==== Data for this exercise

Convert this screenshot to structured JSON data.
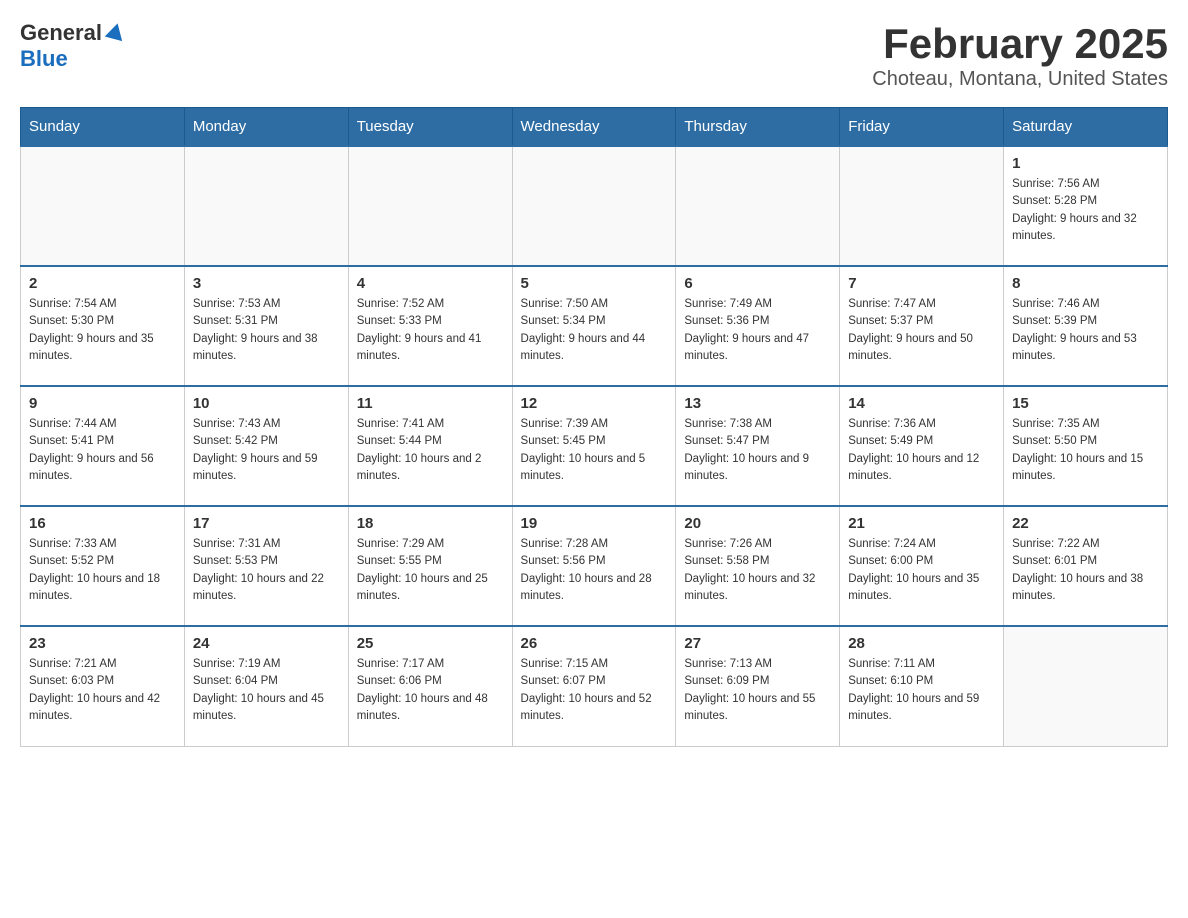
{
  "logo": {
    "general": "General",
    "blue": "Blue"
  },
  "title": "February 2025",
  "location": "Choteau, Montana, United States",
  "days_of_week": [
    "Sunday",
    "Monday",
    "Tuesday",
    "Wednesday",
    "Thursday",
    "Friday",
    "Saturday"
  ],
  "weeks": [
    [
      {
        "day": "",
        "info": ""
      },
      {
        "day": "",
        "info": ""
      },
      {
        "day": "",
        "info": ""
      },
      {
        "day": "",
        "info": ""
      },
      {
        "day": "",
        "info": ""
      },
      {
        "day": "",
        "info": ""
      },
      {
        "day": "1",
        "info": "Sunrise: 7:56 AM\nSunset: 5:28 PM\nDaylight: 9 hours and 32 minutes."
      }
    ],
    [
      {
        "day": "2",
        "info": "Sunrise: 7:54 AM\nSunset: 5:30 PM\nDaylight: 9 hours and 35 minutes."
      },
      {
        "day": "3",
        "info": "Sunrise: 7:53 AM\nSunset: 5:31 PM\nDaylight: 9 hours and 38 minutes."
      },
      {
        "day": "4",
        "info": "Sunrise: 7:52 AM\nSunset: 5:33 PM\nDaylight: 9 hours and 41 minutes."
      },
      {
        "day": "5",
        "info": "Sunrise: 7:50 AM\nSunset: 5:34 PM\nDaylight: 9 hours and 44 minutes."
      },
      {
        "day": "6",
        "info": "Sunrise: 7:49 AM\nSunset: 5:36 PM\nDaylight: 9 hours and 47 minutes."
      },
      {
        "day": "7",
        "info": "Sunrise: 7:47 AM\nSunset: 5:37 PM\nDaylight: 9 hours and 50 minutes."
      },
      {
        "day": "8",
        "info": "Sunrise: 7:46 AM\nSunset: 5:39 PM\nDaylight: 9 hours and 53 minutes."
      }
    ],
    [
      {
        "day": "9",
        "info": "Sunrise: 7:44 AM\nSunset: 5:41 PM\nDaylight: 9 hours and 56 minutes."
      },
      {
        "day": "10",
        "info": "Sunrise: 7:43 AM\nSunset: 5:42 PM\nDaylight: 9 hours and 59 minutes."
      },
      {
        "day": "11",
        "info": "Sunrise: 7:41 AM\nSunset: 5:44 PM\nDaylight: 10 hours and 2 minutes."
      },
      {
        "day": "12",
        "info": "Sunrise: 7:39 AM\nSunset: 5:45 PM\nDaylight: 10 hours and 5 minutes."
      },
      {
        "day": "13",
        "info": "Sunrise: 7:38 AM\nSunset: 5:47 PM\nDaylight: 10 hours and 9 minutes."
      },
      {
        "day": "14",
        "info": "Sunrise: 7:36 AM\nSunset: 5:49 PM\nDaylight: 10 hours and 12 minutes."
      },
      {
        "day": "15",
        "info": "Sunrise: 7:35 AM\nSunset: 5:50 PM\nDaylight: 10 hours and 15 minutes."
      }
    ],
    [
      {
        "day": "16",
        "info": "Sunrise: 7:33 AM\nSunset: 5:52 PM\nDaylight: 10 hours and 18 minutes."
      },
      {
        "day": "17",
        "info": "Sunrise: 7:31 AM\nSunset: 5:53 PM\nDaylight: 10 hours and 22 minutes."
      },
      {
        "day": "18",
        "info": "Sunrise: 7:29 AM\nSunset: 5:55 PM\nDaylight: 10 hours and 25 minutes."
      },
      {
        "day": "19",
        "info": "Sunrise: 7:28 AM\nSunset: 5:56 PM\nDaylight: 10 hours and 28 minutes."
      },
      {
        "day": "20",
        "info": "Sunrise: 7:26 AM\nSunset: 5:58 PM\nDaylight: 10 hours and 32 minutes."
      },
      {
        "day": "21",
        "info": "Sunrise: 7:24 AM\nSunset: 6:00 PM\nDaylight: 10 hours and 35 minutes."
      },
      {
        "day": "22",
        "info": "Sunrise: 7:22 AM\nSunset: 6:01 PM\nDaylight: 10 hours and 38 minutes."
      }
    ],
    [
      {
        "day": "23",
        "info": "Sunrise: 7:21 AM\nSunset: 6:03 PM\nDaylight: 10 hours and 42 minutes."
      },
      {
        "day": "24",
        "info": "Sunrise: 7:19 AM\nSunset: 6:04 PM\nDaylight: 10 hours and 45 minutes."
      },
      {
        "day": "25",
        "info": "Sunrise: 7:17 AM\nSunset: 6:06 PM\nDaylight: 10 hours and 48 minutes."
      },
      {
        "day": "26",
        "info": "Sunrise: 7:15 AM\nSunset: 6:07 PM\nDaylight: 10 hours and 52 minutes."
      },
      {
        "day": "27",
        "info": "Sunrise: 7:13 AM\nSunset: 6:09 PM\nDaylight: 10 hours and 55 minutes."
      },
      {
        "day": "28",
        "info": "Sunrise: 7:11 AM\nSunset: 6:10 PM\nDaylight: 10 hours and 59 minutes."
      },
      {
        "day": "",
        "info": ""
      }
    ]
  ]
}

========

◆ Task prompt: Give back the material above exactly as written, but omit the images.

◆ Your solution:
Convert this screenshot to structured JSON data.
{
  "logo": {
    "general": "General",
    "blue": "Blue"
  },
  "title": "February 2025",
  "location": "Choteau, Montana, United States",
  "days_of_week": [
    "Sunday",
    "Monday",
    "Tuesday",
    "Wednesday",
    "Thursday",
    "Friday",
    "Saturday"
  ],
  "weeks": [
    [
      {
        "day": "",
        "info": ""
      },
      {
        "day": "",
        "info": ""
      },
      {
        "day": "",
        "info": ""
      },
      {
        "day": "",
        "info": ""
      },
      {
        "day": "",
        "info": ""
      },
      {
        "day": "",
        "info": ""
      },
      {
        "day": "1",
        "info": "Sunrise: 7:56 AM\nSunset: 5:28 PM\nDaylight: 9 hours and 32 minutes."
      }
    ],
    [
      {
        "day": "2",
        "info": "Sunrise: 7:54 AM\nSunset: 5:30 PM\nDaylight: 9 hours and 35 minutes."
      },
      {
        "day": "3",
        "info": "Sunrise: 7:53 AM\nSunset: 5:31 PM\nDaylight: 9 hours and 38 minutes."
      },
      {
        "day": "4",
        "info": "Sunrise: 7:52 AM\nSunset: 5:33 PM\nDaylight: 9 hours and 41 minutes."
      },
      {
        "day": "5",
        "info": "Sunrise: 7:50 AM\nSunset: 5:34 PM\nDaylight: 9 hours and 44 minutes."
      },
      {
        "day": "6",
        "info": "Sunrise: 7:49 AM\nSunset: 5:36 PM\nDaylight: 9 hours and 47 minutes."
      },
      {
        "day": "7",
        "info": "Sunrise: 7:47 AM\nSunset: 5:37 PM\nDaylight: 9 hours and 50 minutes."
      },
      {
        "day": "8",
        "info": "Sunrise: 7:46 AM\nSunset: 5:39 PM\nDaylight: 9 hours and 53 minutes."
      }
    ],
    [
      {
        "day": "9",
        "info": "Sunrise: 7:44 AM\nSunset: 5:41 PM\nDaylight: 9 hours and 56 minutes."
      },
      {
        "day": "10",
        "info": "Sunrise: 7:43 AM\nSunset: 5:42 PM\nDaylight: 9 hours and 59 minutes."
      },
      {
        "day": "11",
        "info": "Sunrise: 7:41 AM\nSunset: 5:44 PM\nDaylight: 10 hours and 2 minutes."
      },
      {
        "day": "12",
        "info": "Sunrise: 7:39 AM\nSunset: 5:45 PM\nDaylight: 10 hours and 5 minutes."
      },
      {
        "day": "13",
        "info": "Sunrise: 7:38 AM\nSunset: 5:47 PM\nDaylight: 10 hours and 9 minutes."
      },
      {
        "day": "14",
        "info": "Sunrise: 7:36 AM\nSunset: 5:49 PM\nDaylight: 10 hours and 12 minutes."
      },
      {
        "day": "15",
        "info": "Sunrise: 7:35 AM\nSunset: 5:50 PM\nDaylight: 10 hours and 15 minutes."
      }
    ],
    [
      {
        "day": "16",
        "info": "Sunrise: 7:33 AM\nSunset: 5:52 PM\nDaylight: 10 hours and 18 minutes."
      },
      {
        "day": "17",
        "info": "Sunrise: 7:31 AM\nSunset: 5:53 PM\nDaylight: 10 hours and 22 minutes."
      },
      {
        "day": "18",
        "info": "Sunrise: 7:29 AM\nSunset: 5:55 PM\nDaylight: 10 hours and 25 minutes."
      },
      {
        "day": "19",
        "info": "Sunrise: 7:28 AM\nSunset: 5:56 PM\nDaylight: 10 hours and 28 minutes."
      },
      {
        "day": "20",
        "info": "Sunrise: 7:26 AM\nSunset: 5:58 PM\nDaylight: 10 hours and 32 minutes."
      },
      {
        "day": "21",
        "info": "Sunrise: 7:24 AM\nSunset: 6:00 PM\nDaylight: 10 hours and 35 minutes."
      },
      {
        "day": "22",
        "info": "Sunrise: 7:22 AM\nSunset: 6:01 PM\nDaylight: 10 hours and 38 minutes."
      }
    ],
    [
      {
        "day": "23",
        "info": "Sunrise: 7:21 AM\nSunset: 6:03 PM\nDaylight: 10 hours and 42 minutes."
      },
      {
        "day": "24",
        "info": "Sunrise: 7:19 AM\nSunset: 6:04 PM\nDaylight: 10 hours and 45 minutes."
      },
      {
        "day": "25",
        "info": "Sunrise: 7:17 AM\nSunset: 6:06 PM\nDaylight: 10 hours and 48 minutes."
      },
      {
        "day": "26",
        "info": "Sunrise: 7:15 AM\nSunset: 6:07 PM\nDaylight: 10 hours and 52 minutes."
      },
      {
        "day": "27",
        "info": "Sunrise: 7:13 AM\nSunset: 6:09 PM\nDaylight: 10 hours and 55 minutes."
      },
      {
        "day": "28",
        "info": "Sunrise: 7:11 AM\nSunset: 6:10 PM\nDaylight: 10 hours and 59 minutes."
      },
      {
        "day": "",
        "info": ""
      }
    ]
  ]
}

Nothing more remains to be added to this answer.